- How to complete this task
From the data that follows, report the number of lines including "selected", and only that number.

---------- Input for this task

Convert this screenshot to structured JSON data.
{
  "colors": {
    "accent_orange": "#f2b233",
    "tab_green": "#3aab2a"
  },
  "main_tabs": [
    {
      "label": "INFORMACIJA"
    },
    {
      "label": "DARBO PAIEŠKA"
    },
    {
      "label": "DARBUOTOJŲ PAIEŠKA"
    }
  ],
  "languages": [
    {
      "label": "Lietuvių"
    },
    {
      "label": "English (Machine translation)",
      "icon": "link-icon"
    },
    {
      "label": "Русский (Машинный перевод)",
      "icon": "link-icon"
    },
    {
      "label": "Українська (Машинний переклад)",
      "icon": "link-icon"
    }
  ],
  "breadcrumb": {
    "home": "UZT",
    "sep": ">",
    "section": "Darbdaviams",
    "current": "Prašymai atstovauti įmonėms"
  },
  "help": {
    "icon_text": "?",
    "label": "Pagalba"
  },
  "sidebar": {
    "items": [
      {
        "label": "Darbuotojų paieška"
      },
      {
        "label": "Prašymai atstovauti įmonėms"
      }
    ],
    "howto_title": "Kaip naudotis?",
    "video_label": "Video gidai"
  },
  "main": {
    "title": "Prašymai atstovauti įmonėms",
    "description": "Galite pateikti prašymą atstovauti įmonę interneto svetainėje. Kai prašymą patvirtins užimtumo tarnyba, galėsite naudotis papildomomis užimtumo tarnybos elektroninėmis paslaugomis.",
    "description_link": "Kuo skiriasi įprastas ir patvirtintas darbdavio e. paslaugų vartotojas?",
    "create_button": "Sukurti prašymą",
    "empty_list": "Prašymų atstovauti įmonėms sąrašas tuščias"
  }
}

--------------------
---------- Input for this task

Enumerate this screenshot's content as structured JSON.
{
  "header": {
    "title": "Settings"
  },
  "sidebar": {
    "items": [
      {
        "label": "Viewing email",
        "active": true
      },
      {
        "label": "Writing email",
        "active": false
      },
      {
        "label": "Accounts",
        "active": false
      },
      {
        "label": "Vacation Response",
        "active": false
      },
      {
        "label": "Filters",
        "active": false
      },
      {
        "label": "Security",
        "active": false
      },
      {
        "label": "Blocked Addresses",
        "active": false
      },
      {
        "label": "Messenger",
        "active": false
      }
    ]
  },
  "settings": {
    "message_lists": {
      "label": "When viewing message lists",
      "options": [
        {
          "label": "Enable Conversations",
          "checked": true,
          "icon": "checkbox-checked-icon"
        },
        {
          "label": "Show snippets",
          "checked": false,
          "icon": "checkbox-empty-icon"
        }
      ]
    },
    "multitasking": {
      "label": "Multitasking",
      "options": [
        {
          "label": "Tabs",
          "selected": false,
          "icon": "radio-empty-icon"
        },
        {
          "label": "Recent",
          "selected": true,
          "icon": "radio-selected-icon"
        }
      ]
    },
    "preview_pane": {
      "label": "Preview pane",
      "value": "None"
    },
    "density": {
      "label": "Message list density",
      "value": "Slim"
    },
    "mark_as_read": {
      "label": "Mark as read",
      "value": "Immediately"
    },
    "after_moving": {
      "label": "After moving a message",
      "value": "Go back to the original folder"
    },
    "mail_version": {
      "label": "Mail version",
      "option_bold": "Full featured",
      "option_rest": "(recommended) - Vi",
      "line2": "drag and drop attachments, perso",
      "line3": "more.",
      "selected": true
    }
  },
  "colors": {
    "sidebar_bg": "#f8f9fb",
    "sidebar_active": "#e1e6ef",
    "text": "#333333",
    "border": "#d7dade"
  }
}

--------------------

- Problem solution
4